More than half a century ago, dumb savages making a cameo appearance in British literature was what was known as African literature. Achebe led the uprising against that status quo. He corrected the world view on African literature by writing a great novel about pre-colonial African civilization. He created strong African characters that resonated above the bias of race. He prophesied into the immediate post-colonial ethos of Africa. He was a fearless crusader of the foiled Biafra secession. He wrote essays steeped in politics and ethnicity. He wrote children stories with sublime moralistic undertones. He was the godfather of African literature.

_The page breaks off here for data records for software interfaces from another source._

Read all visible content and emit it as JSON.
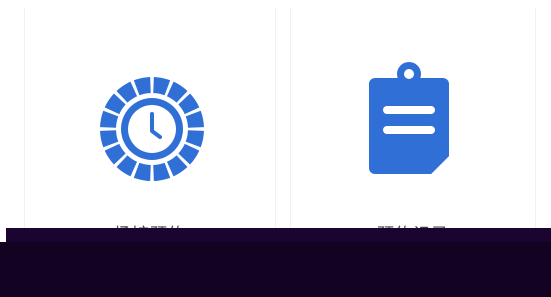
{
  "tiles": [
    {
      "label": "场馆预约",
      "icon": "clock-icon",
      "color": "#2f6fd6"
    },
    {
      "label": "预约记录",
      "icon": "clipboard-icon",
      "color": "#2f6fd6"
    }
  ],
  "overlay_color": "#150325"
}
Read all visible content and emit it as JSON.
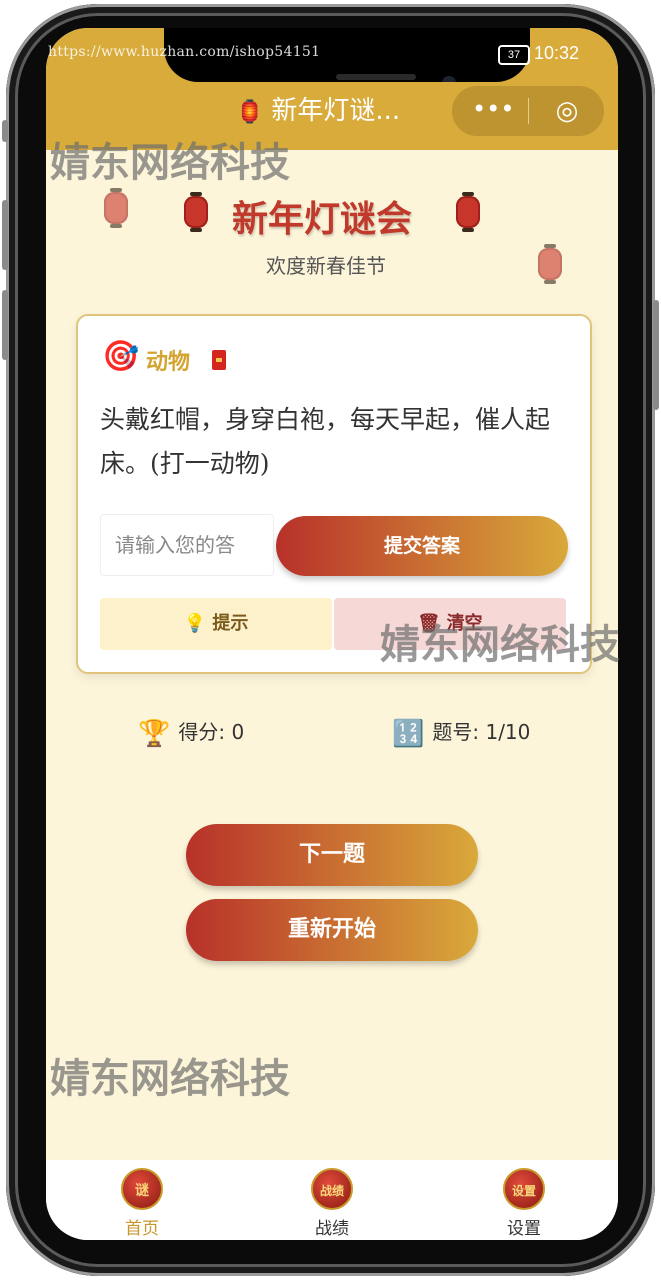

Achebe’s death reminds us of the immortality of intellect when preserved in words. It instructs us on the passage of time, regardless of events. While the toll of Achebe’s passing caught wide fire on the internet, I was in a vehicle passing through Ogidi. Ogidi was still oblivious of this colossal loss; life still went on with such bucolic calm. The passage of time can sometimes be lost on us.
A lot of water has gone under the bridge since Achebe’s anti-colonial trilogy. African literature has blossomed both in diversity and reach but has not been divorced of the dictates of Western imperialists. There is a stereotypical narrative expected from Africa, one riddled with poverty and squalor. That of the orphaned child soldier; of African refugees fighting themselves over relief; of wife-beating rapists and alcoholic husbands; of wayward youths profiteering from internet scams. This kind of narrative still exists and thrives.
We need an uprising of writers against this status quo. Writers who will write about the urgent concerns of modern Africa. Writers, like Achebe, who will take an unbiased look into this gargantuan sprawl called Africa. We need a definitive modern African novel. We need books that are tapestries of modern realities, empathetic toward African humanities. We need to tell our stories like they should be told, like Achebe told them, with good conscience and sagacity.
The denouement of No Longer at Ease is still disturbing on an umpteenth reading. The cool mien of Achebe’s essays still singe my consciousness. His poignant poetry still unties a knot in my belly. Achebe’s indefatigable pen has left us with indelible insights.
This is a very cold week for literature.
Dami Ajayi is the Fiction editor of Saraba Magazine.